Element data from apps and pages:
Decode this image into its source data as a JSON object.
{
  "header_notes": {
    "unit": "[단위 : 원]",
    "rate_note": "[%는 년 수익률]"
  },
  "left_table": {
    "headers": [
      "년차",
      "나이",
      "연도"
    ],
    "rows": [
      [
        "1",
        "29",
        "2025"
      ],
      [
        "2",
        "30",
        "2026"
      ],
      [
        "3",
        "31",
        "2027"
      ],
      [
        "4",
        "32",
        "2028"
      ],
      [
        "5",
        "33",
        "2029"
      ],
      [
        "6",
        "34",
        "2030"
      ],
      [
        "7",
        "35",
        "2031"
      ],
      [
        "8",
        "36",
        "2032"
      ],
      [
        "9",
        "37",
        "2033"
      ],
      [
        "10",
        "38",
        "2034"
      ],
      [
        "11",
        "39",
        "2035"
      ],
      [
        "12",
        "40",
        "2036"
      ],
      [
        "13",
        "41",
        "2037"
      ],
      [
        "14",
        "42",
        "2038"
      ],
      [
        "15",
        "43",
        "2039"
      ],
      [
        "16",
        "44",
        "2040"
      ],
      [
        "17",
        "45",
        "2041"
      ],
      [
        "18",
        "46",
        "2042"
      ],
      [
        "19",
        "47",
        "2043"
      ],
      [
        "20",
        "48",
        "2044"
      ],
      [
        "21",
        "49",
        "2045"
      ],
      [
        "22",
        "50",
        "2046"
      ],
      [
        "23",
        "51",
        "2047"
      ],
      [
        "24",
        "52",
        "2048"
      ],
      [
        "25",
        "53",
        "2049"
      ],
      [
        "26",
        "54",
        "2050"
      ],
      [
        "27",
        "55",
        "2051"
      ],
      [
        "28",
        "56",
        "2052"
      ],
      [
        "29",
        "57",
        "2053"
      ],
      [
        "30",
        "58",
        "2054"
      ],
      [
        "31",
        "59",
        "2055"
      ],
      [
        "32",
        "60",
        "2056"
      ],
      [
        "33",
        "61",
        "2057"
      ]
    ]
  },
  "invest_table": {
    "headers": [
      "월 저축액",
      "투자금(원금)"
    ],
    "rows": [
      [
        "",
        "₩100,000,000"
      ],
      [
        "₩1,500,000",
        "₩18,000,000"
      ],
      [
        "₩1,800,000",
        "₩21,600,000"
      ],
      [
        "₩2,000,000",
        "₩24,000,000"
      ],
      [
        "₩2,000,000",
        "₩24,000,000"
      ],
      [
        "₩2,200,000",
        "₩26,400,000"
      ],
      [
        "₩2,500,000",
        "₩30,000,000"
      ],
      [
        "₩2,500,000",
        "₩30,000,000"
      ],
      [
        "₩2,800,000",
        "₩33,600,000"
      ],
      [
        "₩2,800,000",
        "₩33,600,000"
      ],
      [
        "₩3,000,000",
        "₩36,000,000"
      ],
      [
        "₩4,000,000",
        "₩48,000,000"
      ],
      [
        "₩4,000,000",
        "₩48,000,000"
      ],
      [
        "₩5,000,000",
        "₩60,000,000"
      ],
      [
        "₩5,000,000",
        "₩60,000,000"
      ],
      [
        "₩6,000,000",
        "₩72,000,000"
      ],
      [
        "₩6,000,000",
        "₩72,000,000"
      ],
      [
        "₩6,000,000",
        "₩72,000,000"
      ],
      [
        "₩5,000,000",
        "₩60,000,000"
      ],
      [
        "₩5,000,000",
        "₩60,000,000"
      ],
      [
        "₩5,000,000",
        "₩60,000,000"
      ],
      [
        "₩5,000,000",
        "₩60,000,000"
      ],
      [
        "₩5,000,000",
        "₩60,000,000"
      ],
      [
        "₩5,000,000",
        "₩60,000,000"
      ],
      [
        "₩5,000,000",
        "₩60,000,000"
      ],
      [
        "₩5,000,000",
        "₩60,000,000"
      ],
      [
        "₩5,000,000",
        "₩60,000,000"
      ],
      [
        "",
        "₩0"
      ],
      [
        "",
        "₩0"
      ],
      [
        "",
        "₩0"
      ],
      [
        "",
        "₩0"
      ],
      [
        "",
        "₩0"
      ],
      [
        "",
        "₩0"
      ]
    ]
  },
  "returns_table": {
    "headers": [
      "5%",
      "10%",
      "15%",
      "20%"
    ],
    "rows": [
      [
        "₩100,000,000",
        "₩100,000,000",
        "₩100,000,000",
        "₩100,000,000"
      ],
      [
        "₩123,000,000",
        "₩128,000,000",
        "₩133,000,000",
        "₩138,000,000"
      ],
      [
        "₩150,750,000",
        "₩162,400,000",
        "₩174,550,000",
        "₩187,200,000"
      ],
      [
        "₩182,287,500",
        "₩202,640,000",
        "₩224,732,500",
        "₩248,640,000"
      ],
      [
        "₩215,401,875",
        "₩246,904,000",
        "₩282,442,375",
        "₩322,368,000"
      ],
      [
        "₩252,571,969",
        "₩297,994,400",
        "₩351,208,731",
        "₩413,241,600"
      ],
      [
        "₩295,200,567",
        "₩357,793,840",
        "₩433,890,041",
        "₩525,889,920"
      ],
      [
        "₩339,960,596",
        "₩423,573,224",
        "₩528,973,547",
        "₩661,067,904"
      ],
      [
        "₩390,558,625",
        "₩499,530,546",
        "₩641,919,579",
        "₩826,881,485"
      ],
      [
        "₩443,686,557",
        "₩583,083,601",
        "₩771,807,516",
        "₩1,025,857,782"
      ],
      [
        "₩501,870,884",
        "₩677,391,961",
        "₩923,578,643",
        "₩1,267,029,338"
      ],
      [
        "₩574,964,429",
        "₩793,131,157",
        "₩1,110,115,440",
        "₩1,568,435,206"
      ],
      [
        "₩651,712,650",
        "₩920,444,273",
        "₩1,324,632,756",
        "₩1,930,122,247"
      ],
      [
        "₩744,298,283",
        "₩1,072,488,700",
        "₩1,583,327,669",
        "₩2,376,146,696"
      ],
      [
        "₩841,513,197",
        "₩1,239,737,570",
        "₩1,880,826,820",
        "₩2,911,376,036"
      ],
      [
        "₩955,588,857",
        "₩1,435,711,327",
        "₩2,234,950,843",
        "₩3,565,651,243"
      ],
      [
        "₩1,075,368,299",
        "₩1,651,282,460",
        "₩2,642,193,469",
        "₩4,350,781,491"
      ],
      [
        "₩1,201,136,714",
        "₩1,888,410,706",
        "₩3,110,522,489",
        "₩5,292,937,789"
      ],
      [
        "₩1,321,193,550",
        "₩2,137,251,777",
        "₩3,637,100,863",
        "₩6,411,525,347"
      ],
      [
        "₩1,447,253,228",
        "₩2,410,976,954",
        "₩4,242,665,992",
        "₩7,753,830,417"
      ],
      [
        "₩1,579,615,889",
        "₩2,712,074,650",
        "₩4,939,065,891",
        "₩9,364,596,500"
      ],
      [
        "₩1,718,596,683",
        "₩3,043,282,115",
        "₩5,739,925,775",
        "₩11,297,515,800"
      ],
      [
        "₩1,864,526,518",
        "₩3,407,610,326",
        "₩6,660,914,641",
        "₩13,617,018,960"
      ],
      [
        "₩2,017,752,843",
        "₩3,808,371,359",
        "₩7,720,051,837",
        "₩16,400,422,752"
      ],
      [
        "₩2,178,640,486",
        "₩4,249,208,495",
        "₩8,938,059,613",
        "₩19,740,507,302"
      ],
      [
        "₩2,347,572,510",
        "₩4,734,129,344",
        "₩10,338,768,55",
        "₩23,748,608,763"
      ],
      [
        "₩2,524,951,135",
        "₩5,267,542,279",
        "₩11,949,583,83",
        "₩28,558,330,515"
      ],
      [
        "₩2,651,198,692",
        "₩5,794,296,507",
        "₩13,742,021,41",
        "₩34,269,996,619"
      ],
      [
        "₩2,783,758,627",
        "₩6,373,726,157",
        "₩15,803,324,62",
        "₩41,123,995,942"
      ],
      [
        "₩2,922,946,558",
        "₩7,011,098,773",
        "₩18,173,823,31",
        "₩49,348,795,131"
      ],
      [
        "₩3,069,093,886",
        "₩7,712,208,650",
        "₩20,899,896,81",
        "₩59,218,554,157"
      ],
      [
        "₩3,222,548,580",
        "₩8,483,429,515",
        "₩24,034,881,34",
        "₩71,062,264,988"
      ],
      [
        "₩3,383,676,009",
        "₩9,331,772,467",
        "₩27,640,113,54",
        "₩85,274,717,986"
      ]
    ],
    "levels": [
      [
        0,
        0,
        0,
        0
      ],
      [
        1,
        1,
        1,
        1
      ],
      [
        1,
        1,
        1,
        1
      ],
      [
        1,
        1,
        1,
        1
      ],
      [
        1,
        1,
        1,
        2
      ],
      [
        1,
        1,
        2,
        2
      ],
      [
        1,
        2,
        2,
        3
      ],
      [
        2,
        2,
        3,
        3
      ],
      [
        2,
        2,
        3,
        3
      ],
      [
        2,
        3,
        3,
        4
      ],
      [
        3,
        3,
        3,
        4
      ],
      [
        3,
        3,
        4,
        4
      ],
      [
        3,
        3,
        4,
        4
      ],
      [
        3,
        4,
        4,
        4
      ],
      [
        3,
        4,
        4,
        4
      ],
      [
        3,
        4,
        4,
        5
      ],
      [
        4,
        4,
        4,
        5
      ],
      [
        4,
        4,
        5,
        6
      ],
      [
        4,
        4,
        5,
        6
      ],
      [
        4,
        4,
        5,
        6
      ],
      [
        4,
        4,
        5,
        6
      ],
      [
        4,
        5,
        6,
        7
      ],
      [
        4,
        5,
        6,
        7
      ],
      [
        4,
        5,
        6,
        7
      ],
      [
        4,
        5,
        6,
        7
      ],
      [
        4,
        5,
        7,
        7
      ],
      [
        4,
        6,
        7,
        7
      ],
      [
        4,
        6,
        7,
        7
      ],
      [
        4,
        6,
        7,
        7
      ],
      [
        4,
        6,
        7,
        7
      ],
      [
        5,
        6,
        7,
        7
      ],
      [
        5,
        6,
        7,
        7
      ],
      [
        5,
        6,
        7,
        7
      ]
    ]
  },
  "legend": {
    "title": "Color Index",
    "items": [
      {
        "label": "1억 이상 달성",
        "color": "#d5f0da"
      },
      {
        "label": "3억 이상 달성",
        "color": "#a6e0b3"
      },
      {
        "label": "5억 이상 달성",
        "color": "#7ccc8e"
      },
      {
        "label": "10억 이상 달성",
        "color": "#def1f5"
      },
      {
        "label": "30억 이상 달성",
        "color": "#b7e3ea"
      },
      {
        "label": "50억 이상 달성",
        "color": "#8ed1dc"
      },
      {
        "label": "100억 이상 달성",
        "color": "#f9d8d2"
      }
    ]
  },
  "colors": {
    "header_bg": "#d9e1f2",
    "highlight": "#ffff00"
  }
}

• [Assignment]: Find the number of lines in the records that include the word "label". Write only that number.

• [Expected output]: 7